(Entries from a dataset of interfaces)
• • • • • • •
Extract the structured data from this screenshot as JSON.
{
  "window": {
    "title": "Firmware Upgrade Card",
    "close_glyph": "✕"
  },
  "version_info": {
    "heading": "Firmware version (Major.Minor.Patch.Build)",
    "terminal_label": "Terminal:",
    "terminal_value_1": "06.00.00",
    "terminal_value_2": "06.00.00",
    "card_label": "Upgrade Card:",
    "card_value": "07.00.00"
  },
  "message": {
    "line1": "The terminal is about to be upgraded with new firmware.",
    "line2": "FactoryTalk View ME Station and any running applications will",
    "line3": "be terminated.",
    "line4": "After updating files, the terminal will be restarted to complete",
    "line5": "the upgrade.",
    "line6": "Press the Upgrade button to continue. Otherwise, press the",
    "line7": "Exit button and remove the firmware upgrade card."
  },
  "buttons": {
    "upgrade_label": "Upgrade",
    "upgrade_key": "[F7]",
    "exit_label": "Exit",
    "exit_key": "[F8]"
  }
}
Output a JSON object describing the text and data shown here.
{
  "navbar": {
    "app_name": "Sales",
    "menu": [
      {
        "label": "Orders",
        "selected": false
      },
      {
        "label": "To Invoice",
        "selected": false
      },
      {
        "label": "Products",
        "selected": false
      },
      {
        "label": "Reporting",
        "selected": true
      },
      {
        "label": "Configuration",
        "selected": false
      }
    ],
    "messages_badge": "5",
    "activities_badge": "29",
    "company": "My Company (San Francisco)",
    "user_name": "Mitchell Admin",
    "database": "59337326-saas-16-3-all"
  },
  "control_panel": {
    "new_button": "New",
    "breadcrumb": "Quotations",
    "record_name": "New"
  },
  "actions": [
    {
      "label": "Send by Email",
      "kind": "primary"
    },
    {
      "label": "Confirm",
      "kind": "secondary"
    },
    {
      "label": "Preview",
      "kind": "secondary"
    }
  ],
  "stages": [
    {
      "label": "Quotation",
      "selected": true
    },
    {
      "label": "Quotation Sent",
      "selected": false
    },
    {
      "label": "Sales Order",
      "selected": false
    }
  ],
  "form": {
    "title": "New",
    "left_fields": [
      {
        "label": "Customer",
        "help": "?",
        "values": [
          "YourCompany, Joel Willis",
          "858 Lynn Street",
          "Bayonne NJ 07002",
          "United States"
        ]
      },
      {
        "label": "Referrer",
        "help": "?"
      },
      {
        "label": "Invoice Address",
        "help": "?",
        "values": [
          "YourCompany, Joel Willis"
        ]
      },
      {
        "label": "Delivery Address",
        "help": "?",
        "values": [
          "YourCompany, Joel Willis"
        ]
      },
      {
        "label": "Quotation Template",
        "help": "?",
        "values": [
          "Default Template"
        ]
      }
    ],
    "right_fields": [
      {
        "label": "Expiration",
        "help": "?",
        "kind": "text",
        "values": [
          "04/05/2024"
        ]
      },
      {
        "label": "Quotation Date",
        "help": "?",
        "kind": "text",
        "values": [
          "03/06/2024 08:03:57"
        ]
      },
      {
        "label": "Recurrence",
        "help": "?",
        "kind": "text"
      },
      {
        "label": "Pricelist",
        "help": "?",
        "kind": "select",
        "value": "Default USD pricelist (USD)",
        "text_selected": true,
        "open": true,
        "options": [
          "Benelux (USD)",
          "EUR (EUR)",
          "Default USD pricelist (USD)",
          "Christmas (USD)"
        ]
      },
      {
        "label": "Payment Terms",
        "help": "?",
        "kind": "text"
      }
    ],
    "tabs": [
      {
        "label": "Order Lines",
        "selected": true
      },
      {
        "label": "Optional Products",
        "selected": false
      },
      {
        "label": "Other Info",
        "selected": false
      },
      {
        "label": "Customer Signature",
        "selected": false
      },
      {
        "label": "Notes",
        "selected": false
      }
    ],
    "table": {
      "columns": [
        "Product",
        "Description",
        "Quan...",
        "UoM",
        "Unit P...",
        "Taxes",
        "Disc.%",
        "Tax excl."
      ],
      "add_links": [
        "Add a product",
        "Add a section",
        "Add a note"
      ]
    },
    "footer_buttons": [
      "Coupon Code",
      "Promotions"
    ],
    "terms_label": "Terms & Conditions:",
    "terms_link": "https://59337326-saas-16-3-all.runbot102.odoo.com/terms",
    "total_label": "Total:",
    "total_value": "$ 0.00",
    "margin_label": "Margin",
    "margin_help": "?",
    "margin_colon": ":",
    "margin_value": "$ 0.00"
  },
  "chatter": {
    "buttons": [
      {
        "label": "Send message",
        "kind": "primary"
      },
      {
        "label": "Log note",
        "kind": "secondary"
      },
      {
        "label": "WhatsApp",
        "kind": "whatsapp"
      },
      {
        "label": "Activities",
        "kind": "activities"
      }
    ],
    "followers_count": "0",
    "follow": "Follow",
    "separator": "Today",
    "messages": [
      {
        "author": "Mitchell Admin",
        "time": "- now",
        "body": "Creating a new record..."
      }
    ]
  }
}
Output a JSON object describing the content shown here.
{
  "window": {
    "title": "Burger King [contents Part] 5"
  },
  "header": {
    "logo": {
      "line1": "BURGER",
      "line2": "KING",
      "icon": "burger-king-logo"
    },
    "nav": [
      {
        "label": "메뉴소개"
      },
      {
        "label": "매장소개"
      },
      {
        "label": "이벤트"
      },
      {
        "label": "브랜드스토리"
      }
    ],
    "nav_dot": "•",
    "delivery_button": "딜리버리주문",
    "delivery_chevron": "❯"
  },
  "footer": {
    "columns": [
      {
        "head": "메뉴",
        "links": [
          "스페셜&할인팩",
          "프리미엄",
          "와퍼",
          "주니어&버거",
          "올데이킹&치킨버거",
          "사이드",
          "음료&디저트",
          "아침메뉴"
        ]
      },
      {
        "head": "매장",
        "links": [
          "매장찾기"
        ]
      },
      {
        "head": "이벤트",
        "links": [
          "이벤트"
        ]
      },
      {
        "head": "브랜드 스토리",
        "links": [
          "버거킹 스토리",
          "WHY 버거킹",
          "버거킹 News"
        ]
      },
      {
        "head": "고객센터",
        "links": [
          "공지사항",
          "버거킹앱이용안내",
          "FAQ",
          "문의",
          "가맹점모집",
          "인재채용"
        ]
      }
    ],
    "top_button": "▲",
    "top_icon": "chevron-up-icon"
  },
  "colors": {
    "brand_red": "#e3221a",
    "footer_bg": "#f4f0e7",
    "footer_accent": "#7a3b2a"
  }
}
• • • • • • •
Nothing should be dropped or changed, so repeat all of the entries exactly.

Extract the structured data from this screenshot as JSON.
{
  "window": {
    "title": "Firmware Upgrade Card",
    "close_glyph": "✕"
  },
  "version_info": {
    "heading": "Firmware version (Major.Minor.Patch.Build)",
    "terminal_label": "Terminal:",
    "terminal_value_1": "06.00.00",
    "terminal_value_2": "06.00.00",
    "card_label": "Upgrade Card:",
    "card_value": "07.00.00"
  },
  "message": {
    "line1": "The terminal is about to be upgraded with new firmware.",
    "line2": "FactoryTalk View ME Station and any running applications will",
    "line3": "be terminated.",
    "line4": "After updating files, the terminal will be restarted to complete",
    "line5": "the upgrade.",
    "line6": "Press the Upgrade button to continue. Otherwise, press the",
    "line7": "Exit button and remove the firmware upgrade card."
  },
  "buttons": {
    "upgrade_label": "Upgrade",
    "upgrade_key": "[F7]",
    "exit_label": "Exit",
    "exit_key": "[F8]"
  }
}
Output a JSON object describing the text and data shown here.
{
  "navbar": {
    "app_name": "Sales",
    "menu": [
      {
        "label": "Orders",
        "selected": false
      },
      {
        "label": "To Invoice",
        "selected": false
      },
      {
        "label": "Products",
        "selected": false
      },
      {
        "label": "Reporting",
        "selected": true
      },
      {
        "label": "Configuration",
        "selected": false
      }
    ],
    "messages_badge": "5",
    "activities_badge": "29",
    "company": "My Company (San Francisco)",
    "user_name": "Mitchell Admin",
    "database": "59337326-saas-16-3-all"
  },
  "control_panel": {
    "new_button": "New",
    "breadcrumb": "Quotations",
    "record_name": "New"
  },
  "actions": [
    {
      "label": "Send by Email",
      "kind": "primary"
    },
    {
      "label": "Confirm",
      "kind": "secondary"
    },
    {
      "label": "Preview",
      "kind": "secondary"
    }
  ],
  "stages": [
    {
      "label": "Quotation",
      "selected": true
    },
    {
      "label": "Quotation Sent",
      "selected": false
    },
    {
      "label": "Sales Order",
      "selected": false
    }
  ],
  "form": {
    "title": "New",
    "left_fields": [
      {
        "label": "Customer",
        "help": "?",
        "values": [
          "YourCompany, Joel Willis",
          "858 Lynn Street",
          "Bayonne NJ 07002",
          "United States"
        ]
      },
      {
        "label": "Referrer",
        "help": "?"
      },
      {
        "label": "Invoice Address",
        "help": "?",
        "values": [
          "YourCompany, Joel Willis"
        ]
      },
      {
        "label": "Delivery Address",
        "help": "?",
        "values": [
          "YourCompany, Joel Willis"
        ]
      },
      {
        "label": "Quotation Template",
        "help": "?",
        "values": [
          "Default Template"
        ]
      }
    ],
    "right_fields": [
      {
        "label": "Expiration",
        "help": "?",
        "kind": "text",
        "values": [
          "04/05/2024"
        ]
      },
      {
        "label": "Quotation Date",
        "help": "?",
        "kind": "text",
        "values": [
          "03/06/2024 08:03:57"
        ]
      },
      {
        "label": "Recurrence",
        "help": "?",
        "kind": "text"
      },
      {
        "label": "Pricelist",
        "help": "?",
        "kind": "select",
        "value": "Default USD pricelist (USD)",
        "text_selected": true,
        "open": true,
        "options": [
          "Benelux (USD)",
          "EUR (EUR)",
          "Default USD pricelist (USD)",
          "Christmas (USD)"
        ]
      },
      {
        "label": "Payment Terms",
        "help": "?",
        "kind": "text"
      }
    ],
    "tabs": [
      {
        "label": "Order Lines",
        "selected": true
      },
      {
        "label": "Optional Products",
        "selected": false
      },
      {
        "label": "Other Info",
        "selected": false
      },
      {
        "label": "Customer Signature",
        "selected": false
      },
      {
        "label": "Notes",
        "selected": false
      }
    ],
    "table": {
      "columns": [
        "Product",
        "Description",
        "Quan...",
        "UoM",
        "Unit P...",
        "Taxes",
        "Disc.%",
        "Tax excl."
      ],
      "add_links": [
        "Add a product",
        "Add a section",
        "Add a note"
      ]
    },
    "footer_buttons": [
      "Coupon Code",
      "Promotions"
    ],
    "terms_label": "Terms & Conditions:",
    "terms_link": "https://59337326-saas-16-3-all.runbot102.odoo.com/terms",
    "total_label": "Total:",
    "total_value": "$ 0.00",
    "margin_label": "Margin",
    "margin_help": "?",
    "margin_colon": ":",
    "margin_value": "$ 0.00"
  },
  "chatter": {
    "buttons": [
      {
        "label": "Send message",
        "kind": "primary"
      },
      {
        "label": "Log note",
        "kind": "secondary"
      },
      {
        "label": "WhatsApp",
        "kind": "whatsapp"
      },
      {
        "label": "Activities",
        "kind": "activities"
      }
    ],
    "followers_count": "0",
    "follow": "Follow",
    "separator": "Today",
    "messages": [
      {
        "author": "Mitchell Admin",
        "time": "- now",
        "body": "Creating a new record..."
      }
    ]
  }
}
Output a JSON object describing the content shown here.
{
  "window": {
    "title": "Burger King [contents Part] 5"
  },
  "header": {
    "logo": {
      "line1": "BURGER",
      "line2": "KING",
      "icon": "burger-king-logo"
    },
    "nav": [
      {
        "label": "메뉴소개"
      },
      {
        "label": "매장소개"
      },
      {
        "label": "이벤트"
      },
      {
        "label": "브랜드스토리"
      }
    ],
    "nav_dot": "•",
    "delivery_button": "딜리버리주문",
    "delivery_chevron": "❯"
  },
  "footer": {
    "columns": [
      {
        "head": "메뉴",
        "links": [
          "스페셜&할인팩",
          "프리미엄",
          "와퍼",
          "주니어&버거",
          "올데이킹&치킨버거",
          "사이드",
          "음료&디저트",
          "아침메뉴"
        ]
      },
      {
        "head": "매장",
        "links": [
          "매장찾기"
        ]
      },
      {
        "head": "이벤트",
        "links": [
          "이벤트"
        ]
      },
      {
        "head": "브랜드 스토리",
        "links": [
          "버거킹 스토리",
          "WHY 버거킹",
          "버거킹 News"
        ]
      },
      {
        "head": "고객센터",
        "links": [
          "공지사항",
          "버거킹앱이용안내",
          "FAQ",
          "문의",
          "가맹점모집",
          "인재채용"
        ]
      }
    ],
    "top_button": "▲",
    "top_icon": "chevron-up-icon"
  },
  "colors": {
    "brand_red": "#e3221a",
    "footer_bg": "#f4f0e7",
    "footer_accent": "#7a3b2a"
  }
}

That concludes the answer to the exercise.